    OBD2 is the same as what is used on all cars and light trucks manufactured for sale in America since 1996. If it has the same plug, it likely takes the same reader. The professional versions of these readers can cost more than a thousand dollars. When software for these professional readers is added ( and they're updated often, since each manufacturer has brand specific codes) the cost can be several thousand dollars. But the good news is, there's generic information in each system, that's common to all vehicles that use the system. So you don't need the expensive version of this tool. You can use the cheap one, (they're about a hundred bucks) and do a little detective work. The code reader will tell you which part, or system needs to be investigated further. However in your case even that might not be necessary. But unfortunately, it will require someone who either knows, or has access to specific voltage values for that particular models electrical components. This information would still be necessary, even if you had the code reader. That's not saying that a reader wouldn't help. But you still need to be able to decipher the gibberish that a code reader puts out. On a car, there's lots of information on the internet that helps you decipher the information. On one of these, there just isn't that much that can be wrong with it, since there just aren't many components there. And I doubt that even the internet would help with diagnosis. I suspect that a multimeter and some time spent checking the components involved in telling the fuel system how much fuel it needs to start would be the best course of action.
  12. Doesn't want to start

    Is this thing OBD2, or something else? If it is, OBD2, there's fairly cheap options out there for live data readers.
  13. Cylinder Head Bolts

    Since there couldn't be much to it, taking that measurement. I would think, that they wouldn't mind measuring that for you. Since you've had them do some other work on this same engine. I'd suggest that you take it with you, and visit the shop. Talk to the guy that you talked to before, about the casting defect/crack. And ask how you'd go about measuring for that shim. Tell him what you don't understand about the procedure. Or that you don't have the tool, whatever. Maybe offer him ten bucks. My guess would be that you'd just use a feeler gauge. Making sure that the crank is pulled forward, if it has any play, front to rear. But I've never dealt with that, and without seeing it in person, I can only guess.
  14. Cylinder Head Bolts

    Over torqued bolts can stretch. The next step is to break. When they break, they're nearly impossible to extract. I doubt that You'll have any trouble, but it's your call. I personally, wouldn't worry about it. But I'd be very careful when tightening.
  15. winch question
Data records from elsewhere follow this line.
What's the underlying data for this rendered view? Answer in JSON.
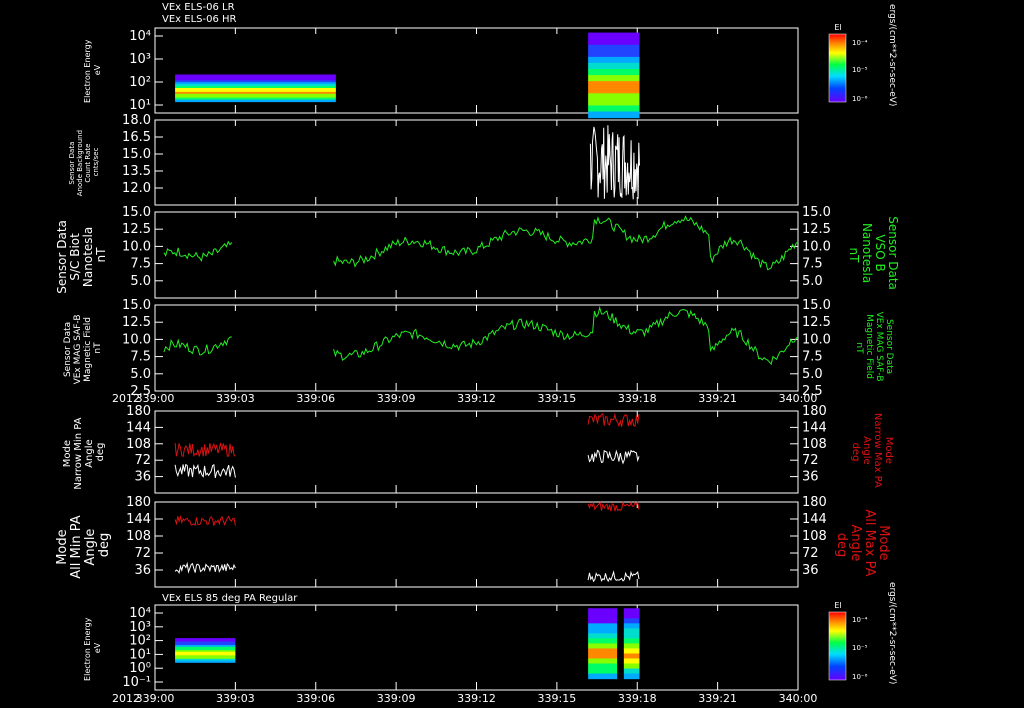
{
  "header": {
    "line1": "VEx ELS-06 LR",
    "line2": "VEx ELS-06 HR"
  },
  "colors": {
    "background": "#000000",
    "axis": "#ffffff",
    "bfield": "#22ee22",
    "min_pa": "#ffffff",
    "max_pa": "#dd1111"
  },
  "time_axis": {
    "year": "2012",
    "ticks": [
      "339:00",
      "339:03",
      "339:06",
      "339:09",
      "339:12",
      "339:15",
      "339:18",
      "339:21",
      "340:00"
    ]
  },
  "chart_data": [
    {
      "id": "spec-top",
      "type": "heatmap",
      "ylabel": [
        "Electron Energy",
        "eV"
      ],
      "ylabel_right": "ergs/(cm**2-sr-sec-eV)",
      "yticks": [
        "10⁴",
        "10³",
        "10²",
        "10¹"
      ],
      "colorbar": {
        "title": "El",
        "ticks": [
          "10⁻⁴",
          "10⁻⁵",
          "10⁻⁶"
        ]
      },
      "blocks": [
        {
          "label": "ELS-06 LR",
          "x_start": "339:00:45",
          "x_end": "339:06:45",
          "energy_range_eV": [
            10,
            150
          ]
        },
        {
          "label": "ELS-06 HR",
          "x_start": "339:16:10",
          "x_end": "339:18:05",
          "energy_range_eV": [
            2,
            10000
          ]
        }
      ]
    },
    {
      "id": "anode-bg",
      "type": "line",
      "ylabel": [
        "Sensor Data",
        "Anode Background",
        "Count Rate",
        "cnts/sec"
      ],
      "yticks": [
        "18.0",
        "16.5",
        "15.0",
        "13.5",
        "12.0"
      ],
      "ylim": [
        10.5,
        18.0
      ],
      "series": [
        {
          "color": "#ffffff",
          "x_range": [
            "339:16:15",
            "339:18:05"
          ],
          "y_range": [
            11.0,
            17.6
          ]
        }
      ]
    },
    {
      "id": "b-scbiot",
      "type": "line",
      "ylabel": [
        "Sensor Data",
        "S/C Biot",
        "Nanotesla",
        "nT"
      ],
      "ylabel_right": [
        "Sensor Data",
        "VSO B",
        "Nanotesla",
        "nT"
      ],
      "yticks": [
        "15.0",
        "12.5",
        "10.0",
        "7.5",
        "5.0"
      ],
      "ylim": [
        2.5,
        15.0
      ],
      "series": [
        {
          "color": "#22ee22",
          "x_range": [
            "339:00:00",
            "340:00:00"
          ],
          "y_range": [
            5.5,
            15.0
          ],
          "gap": [
            "339:02:55",
            "339:06:40"
          ]
        }
      ]
    },
    {
      "id": "b-saf",
      "type": "line",
      "ylabel": [
        "Sensor Data",
        "VEx MAG SAF-B",
        "Magnetic Field",
        "nT"
      ],
      "ylabel_right": [
        "Sensor Data",
        "VEx MAG SAF-B",
        "Magnetic Field",
        "nT"
      ],
      "yticks": [
        "15.0",
        "12.5",
        "10.0",
        "7.5",
        "5.0",
        "2.5"
      ],
      "ylim": [
        2.5,
        15.0
      ],
      "series": [
        {
          "color": "#22ee22",
          "x_range": [
            "339:00:00",
            "340:00:00"
          ],
          "y_range": [
            5.5,
            15.0
          ],
          "gap": [
            "339:02:55",
            "339:06:40"
          ]
        }
      ]
    },
    {
      "id": "pa-narrow",
      "type": "line",
      "ylabel": [
        "Mode",
        "Narrow Min PA",
        "Angle",
        "deg"
      ],
      "ylabel_right": [
        "Mode",
        "Narrow Max PA",
        "Angle",
        "deg"
      ],
      "yticks": [
        "180",
        "144",
        "108",
        "72",
        "36"
      ],
      "ylim": [
        0,
        180
      ],
      "series": [
        {
          "name": "Min PA",
          "color": "#ffffff",
          "x_range": [
            "339:00:45",
            "339:18:05"
          ]
        },
        {
          "name": "Max PA",
          "color": "#dd1111",
          "x_range": [
            "339:00:45",
            "339:18:05"
          ]
        }
      ]
    },
    {
      "id": "pa-all",
      "type": "line",
      "ylabel": [
        "Mode",
        "All Min PA",
        "Angle",
        "deg"
      ],
      "ylabel_right": [
        "Mode",
        "All Max PA",
        "Angle",
        "deg"
      ],
      "yticks": [
        "180",
        "144",
        "108",
        "72",
        "36"
      ],
      "ylim": [
        0,
        180
      ],
      "series": [
        {
          "name": "Min PA",
          "color": "#ffffff",
          "x_range": [
            "339:00:45",
            "339:18:05"
          ]
        },
        {
          "name": "Max PA",
          "color": "#dd1111",
          "x_range": [
            "339:00:45",
            "339:18:05"
          ]
        }
      ]
    },
    {
      "id": "spec-bottom",
      "type": "heatmap",
      "title": "VEx ELS 85 deg PA Regular",
      "ylabel": [
        "Electron Energy",
        "eV"
      ],
      "ylabel_right": "ergs/(cm**2-sr-sec-eV)",
      "yticks": [
        "10⁴",
        "10³",
        "10²",
        "10¹",
        "10⁰",
        "10⁻¹"
      ],
      "colorbar": {
        "title": "El",
        "ticks": [
          "10⁻⁴",
          "10⁻⁵",
          "10⁻⁶"
        ]
      },
      "blocks": [
        {
          "x_start": "339:00:45",
          "x_end": "339:03:00",
          "energy_range_eV": [
            5,
            150
          ]
        },
        {
          "x_start": "339:16:10",
          "x_end": "339:17:15",
          "energy_range_eV": [
            0.5,
            10000
          ]
        },
        {
          "x_start": "339:17:30",
          "x_end": "339:18:05",
          "energy_range_eV": [
            0.5,
            10000
          ]
        }
      ]
    }
  ]
}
    Depending on what you want to do with it, the 3000 lb. winch is probably what you want. For getting a stuck 1200 pound vehicle out of the mud, a 3000 lb. winch is a minimum. But that doesn't mean it'll always be enough to do the job in a worst case scenario. Even with a snatch block, there could be a time there's simply not enough power. For logs, it should be enough, especially when used with a snatch block, or 2. I find a winch to be a lot of trouble to actually use, and I typically use a come along more often. The winch cable is a pain to get it retracted properly. If it's not done right it'll foul it up in the winding, making it tough to deploy next time. Or worse, it'll damage the cable. You'll want to switch to that soft winch rope as soon as possible, you'll like it better. My recommendation is to buy a harbor freight model, or similar, since you won't use it much. Get one with a wireless remote, but make sure there's a wired controller too. Wireless is very handy, but dead batteries can ruin your day. Use a winch cover. Winching is very dangerous, so read up on proper techniques. ALWAYS leave the motor running! These things can draw a battery down in seconds, at full power. Remember, the nearest object to anchor to will always be just out of reach when you're stuck. So take a few extra recovery straps. FWIW, I've got the Warn 3000lb. on mine, and it's about the same size machine. Hope this helps! Good luck